Jeff Saturday praises Kirk Cousins' attitude and authenticity in his first game with the Vikings, a 24-16 win over the 49ers. (1:04)

MINNEAPOLIS -- Kirk Cousins spread the ball around to eight different receivers in the Minnesota Vikings' 24-16 season-opening win over the San Francisco 49ers on Sunday. Among them was running back Dalvin Cook, whose regular-season return from an ACL tear resulted in more receiving yards than he gained as a rusher.

Cook finished as the Vikings' second-leading receiver, a tidbit Latavius Murray offered up to Stefon Diggs when he popped by the receiver's media scrum in the locker room.

"I think he caught the ball particularly well," Diggs said of Cook. "It's always surprising to see running backs catch so well," the receiver said, adding extra emphasis to his favorite verb with a smile.

Cook took his six passes 55 yards against the 49ers. His longest play from scrimmage on Sunday was a screen pass that he caught at eye-level before making a cut to avoid a tackle, and then another, racking up 17 yards in the process.

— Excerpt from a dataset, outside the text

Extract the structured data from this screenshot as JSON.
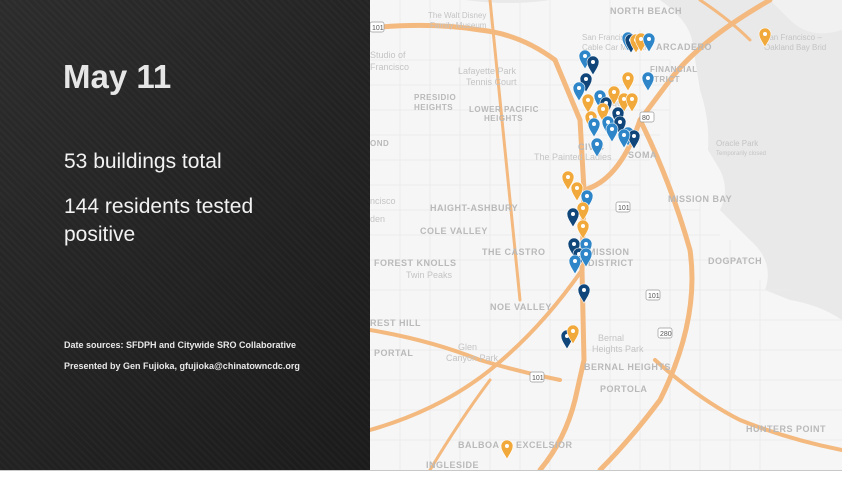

Throughout the offseason, the message from Vikings coaches and players centered on the overarching principle that this offense is going to go as far as its run game will take it. That doesn't solely pertain to what Cook, Murray and the rest of Minnesota's running backs do in the ground game.

What the second-year running back demonstrated in the passing game shows how dangerous he'll become for Kirk Cousins.

"I don't know how you can be a back in this league anymore and not be involved in the pass game," Cousins said. "With play-action passes, so many times the defense is getting underneath the deep throws and you have to check it down to the running back. So many times they're taking away other plays, and you have to get to your back. If you're not a natural catcher of the football, you got to become one and work at it, because you get involved in the pass game.

"I told him many times, I said, 'I'm going to continue to throw you the ball, whether you like it or not, because first of all, it's a good thing when the ball is in your hands, and second of all, you're the guy who is open.'"

Before his injury last October, Cook caught 11 passes for 90 yards. That small sample size provided offensive coordinator John DeFilippo with more than enough to know what his pass-catching abilities could add to the offense. Throughout OTAs and the preseason, Cook routinely lined up in the slot and was tasked with catching his share of passes, an element of the offense that made him eager for the season.

"In college I just lined up 7 yards deep and let's get the football," Cook said in August. "Coach DeFilippo brought a different mindset to this thing. He wanted to get his playmakers the ball as much as possible."

Minnesota's effective screen game was a staple in 2017, aided by an athletic offensive line that was able to routinely get out to the second level. The layer it adds to Cousins' arsenal, allowing him a quick out when the pass rush is heavy and the ability to pick up chunk yardage, is a valuable asset that's already taking shape.

"It's dangerous now," Cook said Sunday. "Teams always tend to give it a great look when we call it."

And the Vikings will keep calling it often, relying on their ability to control games with a short passing attack. Once Cook finds a crease and is able to take a short pass the distance, it becomes one of their most lethal plays on the call sheet.